Physical activity levels and patterns of thirteen to fifteen year old boys from the North West Province: Thusa Bana Study

Z Hurter
A E Pienaar


There is worldwide concern over the decline in physical activity (PA) levels among
school children. The purpose of this study was to investigate the (PA) levels and PA
patterns of thirteen to fifteen year old boys from different race groups in the North-
West Province and to determine to what degree this physical activity profile as well
as age and race contribute to low PA levels. The sample consisted of 266 randomly
selected boys from 16 schools between the ages of thirteen and fifteen (M= 14.04,
SD= 0.82) who live in the North West Province in South Africa (51 whites, 183
blacks, 11 coloureds and 21 Indians). The Previous Day Physical Activity Recall
questionnaire (PDPAR) was used to obtain information with regard to the PA of the
previous day of the week as well as a weekend day. Results analysed by means of the
Statistica and the SAS statistical programs indicated low levels of activity in the
group and that sedentary activities such as watching TV greatly contributed to this.
The results further revealed that the metabolic values of between 85% and 89% of the
activities that the boys took part in, represents a value lower than 3 metabolic
equivalents. The fifteen year old boys in the group were the most active during the
week, while the thirteen years olds were the most active during the weekend. The
white and Indian boys exhibited the lowest PA levels during the week and the
weekend.
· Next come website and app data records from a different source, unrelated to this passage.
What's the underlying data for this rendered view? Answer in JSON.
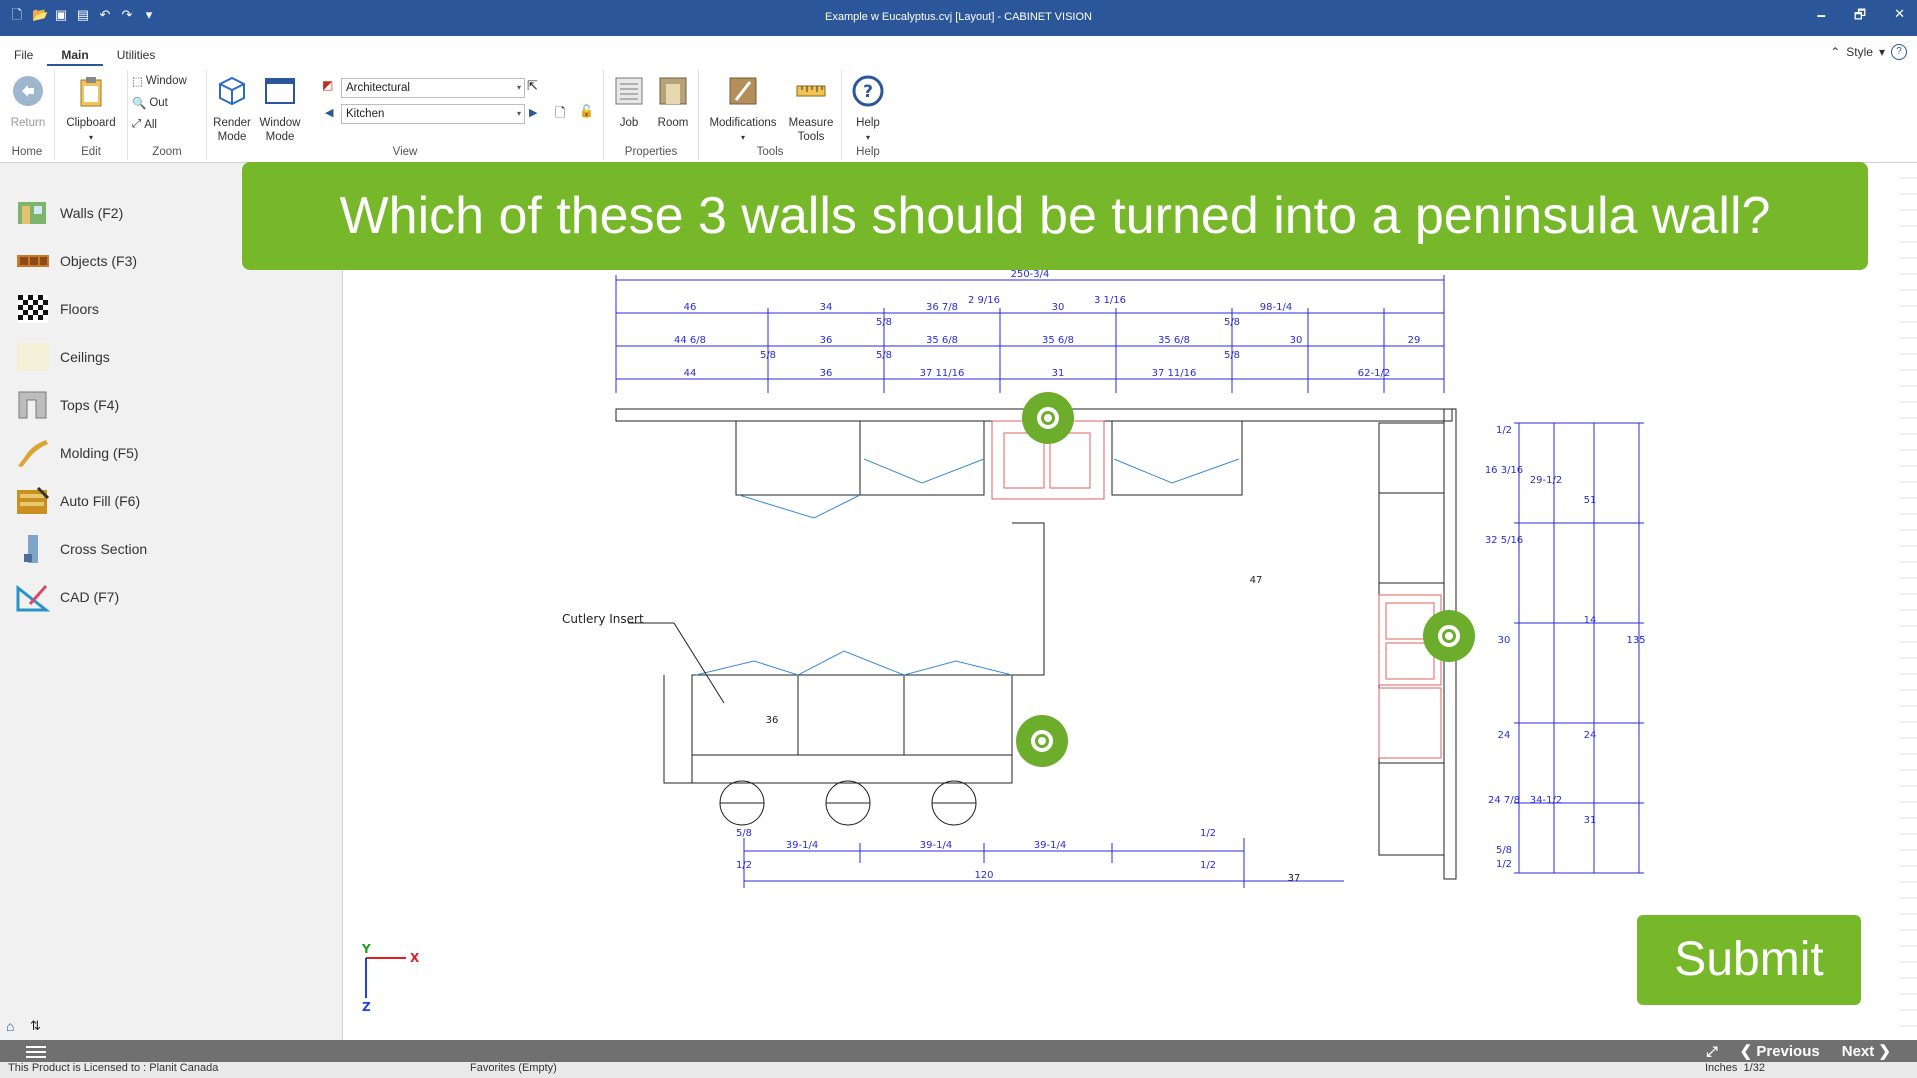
{
  "titlebar": {
    "title": "Example w Eucalyptus.cvj [Layout] - CABINET VISION",
    "minimize": "🗕",
    "restore": "🗗",
    "close": "✕"
  },
  "ribbon": {
    "tabs": [
      "File",
      "Main",
      "Utilities"
    ],
    "style_label": "Style",
    "groups": {
      "home": {
        "label": "Home",
        "return_label": "Return"
      },
      "edit": {
        "label": "Edit",
        "clipboard_label": "Clipboard"
      },
      "zoom": {
        "label": "Zoom",
        "window": "Window",
        "out": "Out",
        "all": "All"
      },
      "view": {
        "label": "View",
        "render_mode": "Render\nMode",
        "window_mode": "Window\nMode",
        "style_value": "Architectural",
        "room_value": "Kitchen"
      },
      "properties": {
        "label": "Properties",
        "job": "Job",
        "room": "Room"
      },
      "tools": {
        "label": "Tools",
        "modifications": "Modifications",
        "measure_tools": "Measure\nTools"
      },
      "help": {
        "label": "Help",
        "help": "Help"
      }
    }
  },
  "sidebar": {
    "items": [
      {
        "label": "Walls (F2)"
      },
      {
        "label": "Objects (F3)"
      },
      {
        "label": "Floors"
      },
      {
        "label": "Ceilings"
      },
      {
        "label": "Tops (F4)"
      },
      {
        "label": "Molding (F5)"
      },
      {
        "label": "Auto Fill (F6)"
      },
      {
        "label": "Cross Section"
      },
      {
        "label": "CAD (F7)"
      }
    ]
  },
  "drawing": {
    "annotation": "Cutlery Insert",
    "axis_x": "X",
    "axis_y": "Y",
    "axis_z": "Z",
    "dims_top": [
      "250-3/4",
      "2 9/16",
      "3 1/16",
      "46",
      "34",
      "36 7/8",
      "30",
      "98-1/4",
      "5/8",
      "5/8",
      "44 6/8",
      "36",
      "35 6/8",
      "35 6/8",
      "35 6/8",
      "30",
      "29",
      "5/8",
      "5/8",
      "5/8",
      "44",
      "36",
      "37 11/16",
      "31",
      "37 11/16",
      "62-1/2"
    ],
    "dims_bottom": [
      "5/8",
      "39-1/4",
      "39-1/4",
      "39-1/4",
      "1/2",
      "1/2",
      "1/2",
      "120",
      "37"
    ],
    "dims_right": [
      "1/2",
      "16 3/16",
      "29-1/2",
      "51",
      "32 5/16",
      "30",
      "14",
      "135",
      "24",
      "24",
      "24 7/8",
      "34-1/2",
      "31",
      "5/8",
      "1/2"
    ],
    "dims_mid": [
      "47",
      "36"
    ]
  },
  "quiz": {
    "question": "Which of these 3 walls should be turned into a peninsula wall?",
    "submit_label": "Submit",
    "previous_label": "Previous",
    "next_label": "Next"
  },
  "statusbar": {
    "license": "This Product is Licensed to : Planit Canada",
    "favorites": "Favorites (Empty)",
    "units": "Inches",
    "scale": "1/32"
  },
  "colors": {
    "titlebar": "#2b579a",
    "quiz_green": "#76b82a",
    "dimension_blue": "#2b2bd8",
    "appliance_red": "#e06060"
  }
}
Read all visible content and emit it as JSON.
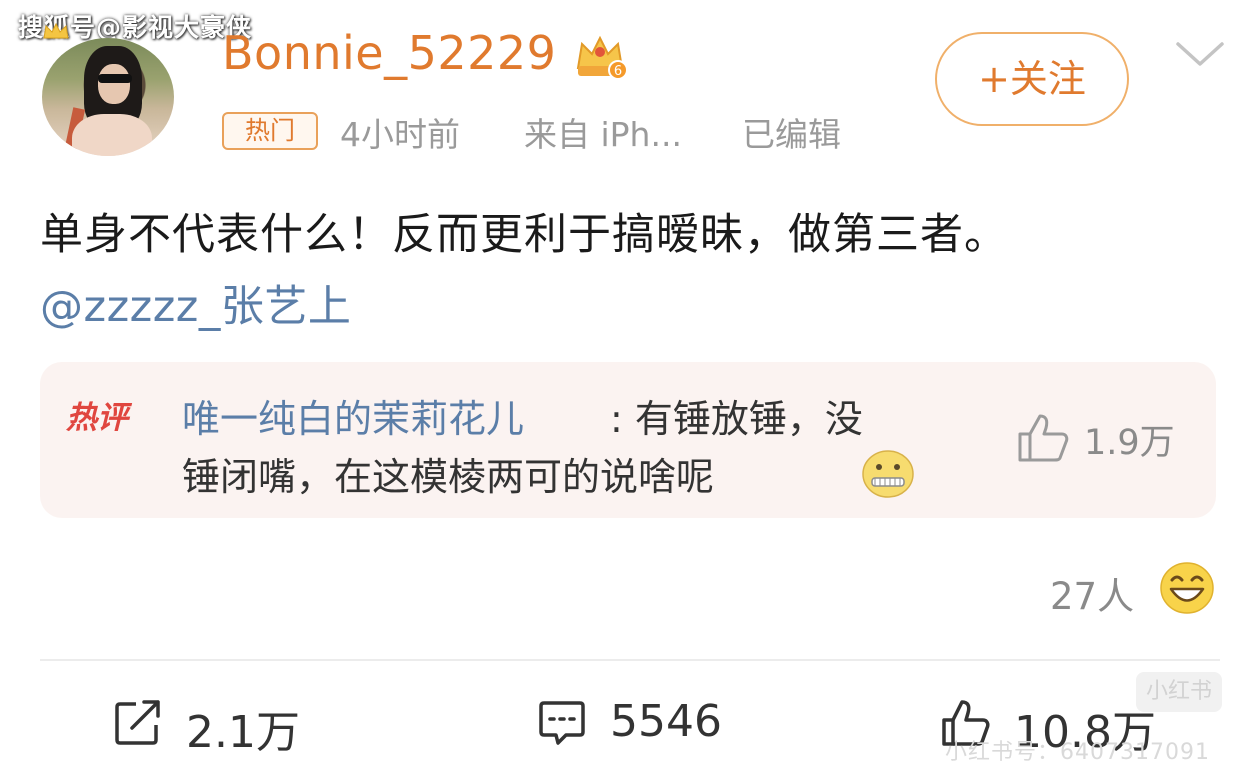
{
  "watermark_top": "搜狐号@影视大豪侠",
  "post": {
    "username": "Bonnie_52229",
    "vip_level": "6",
    "hot_tag": "热门",
    "time": "4小时前",
    "source": "来自 iPh...",
    "edited": "已编辑",
    "follow_label": "+关注",
    "text": "单身不代表什么！反而更利于搞暧昧，做第三者。",
    "mention": "@zzzzz_张艺上"
  },
  "hot_comment": {
    "label": "热评",
    "author": "唯一纯白的茉莉花儿",
    "text_line1": ": 有锤放锤，没",
    "text_line2": "锤闭嘴，在这模棱两可的说啥呢",
    "likes": "1.9万"
  },
  "reactions": {
    "count": "27人"
  },
  "actions": {
    "share_count": "2.1万",
    "comment_count": "5546",
    "like_count": "10.8万"
  },
  "watermark_br": {
    "text": "小红书号：6407317091",
    "logo": "小红书"
  },
  "colors": {
    "username": "#e07a2e",
    "link": "#5b7ea8",
    "hot_label": "#e0463f",
    "muted": "#9a9a9a"
  },
  "icons": [
    "crown-icon",
    "vip-crown-icon",
    "chevron-down-icon",
    "zipper-mouth-emoji",
    "thumbs-up-icon",
    "laughing-emoji",
    "share-icon",
    "comment-icon"
  ]
}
An increase in age did not add to a decline in PA levels during the week,
but on the weekend. The different racial groups indicated different sport preferences
and it was concluded from the choice of activities that culture does play a role in the
boys\' activity patterns and activity levels.

Keywords: Physical activity; Activity patterns; Race; Boys; Adolescents;
North West Province.

South African Journal for Research in Sport, Physical Education and Recreation Vol. 29 (2) 2007: pp. 41-58